**RECORDS SHOWN**

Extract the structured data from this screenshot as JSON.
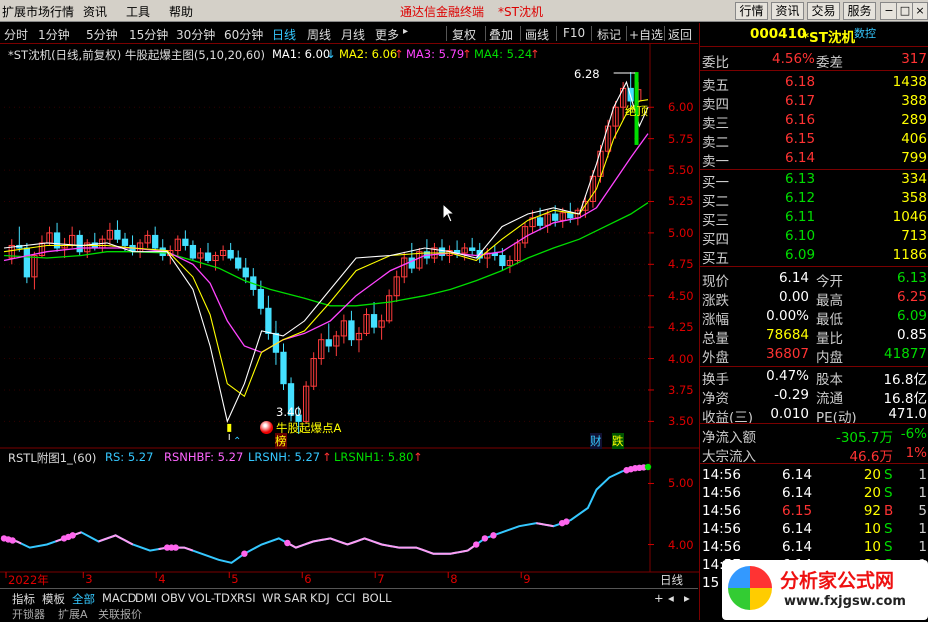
{
  "menubar": {
    "items": [
      "扩展市场行情",
      "资讯",
      "工具",
      "帮助"
    ],
    "title": "通达信金融终端",
    "stock_title": "*ST沈机",
    "buttons": [
      "行情",
      "资讯",
      "交易",
      "服务"
    ],
    "window_controls": [
      "−",
      "□",
      "×"
    ]
  },
  "toolbar": {
    "periods": [
      "分时",
      "1分钟",
      "5分钟",
      "15分钟",
      "30分钟",
      "60分钟",
      "日线",
      "周线",
      "月线",
      "更多"
    ],
    "active_period": "日线",
    "more_arrow": "▸",
    "actions": [
      "复权",
      "叠加",
      "画线",
      "F10",
      "标记",
      "+自选",
      "返回"
    ]
  },
  "main_legend": {
    "title": "*ST沈机(日线,前复权) 牛股起爆主图(5,10,20,60)",
    "ma1": "MA1: 6.00",
    "ma1_arrow": "↓",
    "ma2": "MA2: 6.06",
    "ma2_arrow": "↑",
    "ma3": "MA3: 5.79",
    "ma3_arrow": "↑",
    "ma4": "MA4: 5.24",
    "ma4_arrow": "↑"
  },
  "annotations": {
    "high": "6.28",
    "low": "3.40",
    "signal": "牛股起爆点A",
    "top_tag": "绝顶",
    "bang": "榜",
    "cai": "财",
    "die": "跌"
  },
  "sub_legend": {
    "title": "RSTL附图1_(60)",
    "rs": "RS: 5.27",
    "rsnhbf": "RSNHBF: 5.27",
    "lrsnh": "LRSNH: 5.27",
    "lrsnh_arrow": "↑",
    "lrsnh1": "LRSNH1: 5.80",
    "lrsnh1_arrow": "↑"
  },
  "colors": {
    "up": "#ff3c3c",
    "down": "#44e0ff",
    "ma1": "#ffffff",
    "ma2": "#ffff00",
    "ma3": "#ff44ff",
    "ma4": "#00dd00",
    "axis": "#cc0000"
  },
  "chart_data": {
    "type": "candlestick",
    "price_axis": {
      "ticks": [
        "6.00",
        "5.75",
        "5.50",
        "5.25",
        "5.00",
        "4.75",
        "4.50",
        "4.25",
        "4.00",
        "3.75",
        "3.50"
      ],
      "range": [
        3.4,
        6.28
      ]
    },
    "sub_axis": {
      "ticks": [
        "5.00",
        "4.00"
      ]
    },
    "x_axis": {
      "labels": [
        "2022年",
        "3",
        "4",
        "5",
        "6",
        "7",
        "8",
        "9"
      ],
      "period_label": "日线"
    },
    "ma1_points": [
      [
        0,
        4.88
      ],
      [
        10,
        4.92
      ],
      [
        18,
        4.9
      ],
      [
        24,
        4.92
      ],
      [
        30,
        4.85
      ],
      [
        38,
        4.85
      ],
      [
        44,
        4.55
      ],
      [
        48,
        4.1
      ],
      [
        52,
        3.5
      ],
      [
        56,
        3.8
      ],
      [
        60,
        4.22
      ],
      [
        65,
        4.18
      ],
      [
        70,
        4.3
      ],
      [
        76,
        4.55
      ],
      [
        82,
        4.8
      ],
      [
        90,
        4.82
      ],
      [
        98,
        4.88
      ],
      [
        104,
        4.85
      ],
      [
        110,
        4.8
      ],
      [
        116,
        5.05
      ],
      [
        122,
        5.15
      ],
      [
        128,
        5.2
      ],
      [
        134,
        5.15
      ],
      [
        138,
        5.55
      ],
      [
        142,
        6.0
      ],
      [
        145,
        6.2
      ],
      [
        148,
        5.85
      ],
      [
        150,
        6.0
      ]
    ],
    "ma2_points": [
      [
        0,
        4.85
      ],
      [
        10,
        4.9
      ],
      [
        18,
        4.9
      ],
      [
        24,
        4.9
      ],
      [
        30,
        4.88
      ],
      [
        38,
        4.86
      ],
      [
        44,
        4.65
      ],
      [
        48,
        4.35
      ],
      [
        52,
        3.8
      ],
      [
        56,
        3.7
      ],
      [
        60,
        4.05
      ],
      [
        65,
        4.15
      ],
      [
        70,
        4.22
      ],
      [
        76,
        4.45
      ],
      [
        82,
        4.7
      ],
      [
        90,
        4.82
      ],
      [
        98,
        4.84
      ],
      [
        104,
        4.84
      ],
      [
        110,
        4.78
      ],
      [
        116,
        4.95
      ],
      [
        122,
        5.1
      ],
      [
        128,
        5.18
      ],
      [
        134,
        5.15
      ],
      [
        138,
        5.35
      ],
      [
        142,
        5.75
      ],
      [
        145,
        5.95
      ],
      [
        148,
        6.05
      ],
      [
        150,
        6.06
      ]
    ],
    "ma3_points": [
      [
        0,
        4.78
      ],
      [
        10,
        4.85
      ],
      [
        18,
        4.88
      ],
      [
        24,
        4.88
      ],
      [
        30,
        4.88
      ],
      [
        38,
        4.85
      ],
      [
        44,
        4.75
      ],
      [
        48,
        4.6
      ],
      [
        52,
        4.3
      ],
      [
        56,
        4.1
      ],
      [
        60,
        4.05
      ],
      [
        65,
        4.15
      ],
      [
        70,
        4.2
      ],
      [
        76,
        4.3
      ],
      [
        82,
        4.5
      ],
      [
        90,
        4.7
      ],
      [
        98,
        4.82
      ],
      [
        104,
        4.84
      ],
      [
        110,
        4.82
      ],
      [
        116,
        4.85
      ],
      [
        122,
        4.98
      ],
      [
        128,
        5.08
      ],
      [
        134,
        5.12
      ],
      [
        138,
        5.2
      ],
      [
        142,
        5.4
      ],
      [
        146,
        5.6
      ],
      [
        150,
        5.79
      ]
    ],
    "ma4_points": [
      [
        0,
        4.82
      ],
      [
        10,
        4.8
      ],
      [
        18,
        4.82
      ],
      [
        24,
        4.85
      ],
      [
        30,
        4.85
      ],
      [
        38,
        4.84
      ],
      [
        44,
        4.78
      ],
      [
        50,
        4.72
      ],
      [
        56,
        4.62
      ],
      [
        62,
        4.55
      ],
      [
        70,
        4.48
      ],
      [
        76,
        4.42
      ],
      [
        82,
        4.42
      ],
      [
        90,
        4.45
      ],
      [
        98,
        4.5
      ],
      [
        104,
        4.55
      ],
      [
        110,
        4.62
      ],
      [
        116,
        4.7
      ],
      [
        122,
        4.8
      ],
      [
        128,
        4.88
      ],
      [
        134,
        4.95
      ],
      [
        140,
        5.05
      ],
      [
        146,
        5.15
      ],
      [
        150,
        5.24
      ]
    ],
    "ohlc": [
      [
        4.8,
        4.95,
        4.75,
        4.9
      ],
      [
        4.9,
        5.05,
        4.85,
        4.88
      ],
      [
        4.88,
        4.92,
        4.6,
        4.65
      ],
      [
        4.65,
        4.85,
        4.55,
        4.82
      ],
      [
        4.82,
        4.98,
        4.8,
        4.92
      ],
      [
        4.92,
        5.05,
        4.9,
        5.0
      ],
      [
        5.0,
        5.08,
        4.85,
        4.88
      ],
      [
        4.88,
        4.96,
        4.8,
        4.9
      ],
      [
        4.9,
        5.05,
        4.88,
        4.98
      ],
      [
        4.98,
        5.02,
        4.82,
        4.85
      ],
      [
        4.85,
        4.95,
        4.8,
        4.92
      ],
      [
        4.92,
        5.0,
        4.86,
        4.88
      ],
      [
        4.88,
        4.98,
        4.84,
        4.95
      ],
      [
        4.95,
        5.08,
        4.9,
        5.02
      ],
      [
        5.02,
        5.1,
        4.92,
        4.95
      ],
      [
        4.95,
        5.0,
        4.85,
        4.9
      ],
      [
        4.9,
        4.98,
        4.82,
        4.85
      ],
      [
        4.85,
        4.95,
        4.8,
        4.92
      ],
      [
        4.92,
        5.02,
        4.88,
        4.98
      ],
      [
        4.98,
        5.05,
        4.86,
        4.88
      ],
      [
        4.88,
        4.95,
        4.78,
        4.82
      ],
      [
        4.82,
        4.9,
        4.75,
        4.86
      ],
      [
        4.86,
        4.98,
        4.82,
        4.95
      ],
      [
        4.95,
        5.02,
        4.86,
        4.9
      ],
      [
        4.9,
        4.94,
        4.78,
        4.8
      ],
      [
        4.8,
        4.88,
        4.72,
        4.84
      ],
      [
        4.84,
        4.92,
        4.76,
        4.78
      ],
      [
        4.78,
        4.85,
        4.7,
        4.82
      ],
      [
        4.82,
        4.9,
        4.78,
        4.86
      ],
      [
        4.86,
        4.92,
        4.78,
        4.8
      ],
      [
        4.8,
        4.86,
        4.7,
        4.72
      ],
      [
        4.72,
        4.8,
        4.6,
        4.65
      ],
      [
        4.65,
        4.72,
        4.5,
        4.55
      ],
      [
        4.55,
        4.62,
        4.35,
        4.4
      ],
      [
        4.4,
        4.5,
        4.15,
        4.2
      ],
      [
        4.2,
        4.3,
        3.95,
        4.05
      ],
      [
        4.05,
        4.12,
        3.75,
        3.8
      ],
      [
        3.8,
        3.85,
        3.5,
        3.55
      ],
      [
        3.55,
        3.62,
        3.4,
        3.5
      ],
      [
        3.5,
        3.82,
        3.48,
        3.78
      ],
      [
        3.78,
        4.05,
        3.75,
        4.0
      ],
      [
        4.0,
        4.2,
        3.95,
        4.15
      ],
      [
        4.15,
        4.28,
        4.05,
        4.1
      ],
      [
        4.1,
        4.22,
        4.02,
        4.18
      ],
      [
        4.18,
        4.35,
        4.12,
        4.3
      ],
      [
        4.3,
        4.38,
        4.1,
        4.15
      ],
      [
        4.15,
        4.25,
        4.05,
        4.2
      ],
      [
        4.2,
        4.4,
        4.18,
        4.35
      ],
      [
        4.35,
        4.45,
        4.2,
        4.25
      ],
      [
        4.25,
        4.35,
        4.15,
        4.3
      ],
      [
        4.3,
        4.55,
        4.28,
        4.5
      ],
      [
        4.5,
        4.7,
        4.45,
        4.65
      ],
      [
        4.65,
        4.85,
        4.6,
        4.8
      ],
      [
        4.8,
        4.92,
        4.68,
        4.72
      ],
      [
        4.72,
        4.88,
        4.7,
        4.85
      ],
      [
        4.85,
        4.95,
        4.75,
        4.8
      ],
      [
        4.8,
        4.92,
        4.76,
        4.88
      ],
      [
        4.88,
        4.95,
        4.78,
        4.82
      ],
      [
        4.82,
        4.9,
        4.76,
        4.86
      ],
      [
        4.86,
        4.94,
        4.8,
        4.84
      ],
      [
        4.84,
        4.92,
        4.78,
        4.88
      ],
      [
        4.88,
        4.96,
        4.82,
        4.86
      ],
      [
        4.86,
        4.92,
        4.76,
        4.8
      ],
      [
        4.8,
        4.88,
        4.72,
        4.84
      ],
      [
        4.84,
        4.9,
        4.78,
        4.82
      ],
      [
        4.82,
        4.88,
        4.7,
        4.74
      ],
      [
        4.74,
        4.82,
        4.68,
        4.78
      ],
      [
        4.78,
        4.95,
        4.75,
        4.92
      ],
      [
        4.92,
        5.08,
        4.88,
        5.05
      ],
      [
        5.05,
        5.18,
        5.0,
        5.12
      ],
      [
        5.12,
        5.2,
        5.02,
        5.06
      ],
      [
        5.06,
        5.18,
        5.0,
        5.15
      ],
      [
        5.15,
        5.22,
        5.05,
        5.1
      ],
      [
        5.1,
        5.2,
        5.04,
        5.16
      ],
      [
        5.16,
        5.24,
        5.08,
        5.12
      ],
      [
        5.12,
        5.2,
        5.06,
        5.18
      ],
      [
        5.18,
        5.3,
        5.12,
        5.25
      ],
      [
        5.25,
        5.5,
        5.2,
        5.45
      ],
      [
        5.45,
        5.7,
        5.4,
        5.65
      ],
      [
        5.65,
        5.9,
        5.6,
        5.85
      ],
      [
        5.85,
        6.05,
        5.75,
        6.0
      ],
      [
        6.0,
        6.2,
        5.9,
        6.15
      ],
      [
        6.15,
        6.28,
        5.95,
        6.05
      ],
      [
        6.05,
        6.2,
        5.85,
        6.14
      ]
    ],
    "sub_points": [
      [
        0,
        4.1
      ],
      [
        3,
        4.05
      ],
      [
        6,
        3.95
      ],
      [
        10,
        4.0
      ],
      [
        14,
        4.1
      ],
      [
        18,
        4.2
      ],
      [
        22,
        4.05
      ],
      [
        26,
        4.15
      ],
      [
        30,
        4.0
      ],
      [
        34,
        3.9
      ],
      [
        38,
        3.95
      ],
      [
        42,
        3.95
      ],
      [
        46,
        3.85
      ],
      [
        50,
        3.75
      ],
      [
        53,
        3.7
      ],
      [
        56,
        3.85
      ],
      [
        60,
        4.0
      ],
      [
        64,
        4.1
      ],
      [
        68,
        3.95
      ],
      [
        72,
        4.05
      ],
      [
        76,
        4.1
      ],
      [
        80,
        4.0
      ],
      [
        84,
        4.1
      ],
      [
        88,
        4.0
      ],
      [
        92,
        3.95
      ],
      [
        96,
        3.95
      ],
      [
        100,
        3.85
      ],
      [
        104,
        3.85
      ],
      [
        108,
        3.9
      ],
      [
        112,
        4.1
      ],
      [
        116,
        4.2
      ],
      [
        120,
        4.3
      ],
      [
        124,
        4.35
      ],
      [
        128,
        4.3
      ],
      [
        132,
        4.4
      ],
      [
        136,
        4.6
      ],
      [
        138,
        4.9
      ],
      [
        141,
        5.1
      ],
      [
        144,
        5.2
      ],
      [
        147,
        5.25
      ],
      [
        150,
        5.27
      ]
    ],
    "sub_highlights": [
      0,
      1,
      2,
      14,
      15,
      16,
      38,
      39,
      40,
      56,
      66,
      110,
      112,
      114,
      130,
      131,
      145,
      146,
      147,
      148,
      149,
      150
    ]
  },
  "right_panel": {
    "code": "000410",
    "name": "*ST沈机",
    "tag": "数控",
    "weibi_label": "委比",
    "weibi": "4.56%",
    "weicha_label": "委差",
    "weicha": "317",
    "asks": [
      {
        "label": "卖五",
        "price": "6.18",
        "vol": "1438"
      },
      {
        "label": "卖四",
        "price": "6.17",
        "vol": "388"
      },
      {
        "label": "卖三",
        "price": "6.16",
        "vol": "289"
      },
      {
        "label": "卖二",
        "price": "6.15",
        "vol": "406"
      },
      {
        "label": "卖一",
        "price": "6.14",
        "vol": "799"
      }
    ],
    "bids": [
      {
        "label": "买一",
        "price": "6.13",
        "vol": "334"
      },
      {
        "label": "买二",
        "price": "6.12",
        "vol": "358"
      },
      {
        "label": "买三",
        "price": "6.11",
        "vol": "1046"
      },
      {
        "label": "买四",
        "price": "6.10",
        "vol": "713"
      },
      {
        "label": "买五",
        "price": "6.09",
        "vol": "1186"
      }
    ],
    "stats": [
      {
        "l1": "现价",
        "v1": "6.14",
        "l2": "今开",
        "v2": "6.13"
      },
      {
        "l1": "涨跌",
        "v1": "0.00",
        "l2": "最高",
        "v2": "6.25"
      },
      {
        "l1": "涨幅",
        "v1": "0.00%",
        "l2": "最低",
        "v2": "6.09"
      },
      {
        "l1": "总量",
        "v1": "78684",
        "l2": "量比",
        "v2": "0.85"
      },
      {
        "l1": "外盘",
        "v1": "36807",
        "l2": "内盘",
        "v2": "41877"
      }
    ],
    "stats2": [
      {
        "l1": "换手",
        "v1": "0.47%",
        "l2": "股本",
        "v2": "16.8亿"
      },
      {
        "l1": "净资",
        "v1": "-0.29",
        "l2": "流通",
        "v2": "16.8亿"
      },
      {
        "l1": "收益(三)",
        "v1": "0.010",
        "l2": "PE(动)",
        "v2": "471.0"
      }
    ],
    "flow": [
      {
        "label": "净流入额",
        "value": "-305.7万",
        "pct": "-6%"
      },
      {
        "label": "大宗流入",
        "value": "46.6万",
        "pct": "1%"
      }
    ],
    "ticks": [
      {
        "time": "14:56",
        "price": "6.14",
        "vol": "20",
        "side": "S",
        "n": "1"
      },
      {
        "time": "14:56",
        "price": "6.14",
        "vol": "20",
        "side": "S",
        "n": "1"
      },
      {
        "time": "14:56",
        "price": "6.15",
        "vol": "92",
        "side": "B",
        "n": "5"
      },
      {
        "time": "14:56",
        "price": "6.14",
        "vol": "10",
        "side": "S",
        "n": "1"
      },
      {
        "time": "14:56",
        "price": "6.14",
        "vol": "10",
        "side": "S",
        "n": "1"
      },
      {
        "time": "14:57",
        "price": "6.14",
        "vol": "20",
        "side": "S",
        "n": "1"
      },
      {
        "time": "15",
        "price": "",
        "vol": "",
        "side": "",
        "n": ""
      }
    ]
  },
  "bottom_tabs": {
    "items": [
      "指标",
      "模板",
      "全部",
      "MACD",
      "DMI",
      "OBV",
      "VOL-TDX",
      "RSI",
      "WR",
      "SAR",
      "KDJ",
      "CCI",
      "BOLL"
    ],
    "active": "全部",
    "row2": [
      "开锁器",
      "扩展A",
      "关联报价"
    ],
    "controls": [
      "+",
      "◂",
      "▸"
    ]
  },
  "watermark": {
    "text": "分析家公式网",
    "url": "www.fxjgsw.com"
  }
}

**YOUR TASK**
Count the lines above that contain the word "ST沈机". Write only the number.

**RESULT BELOW**
3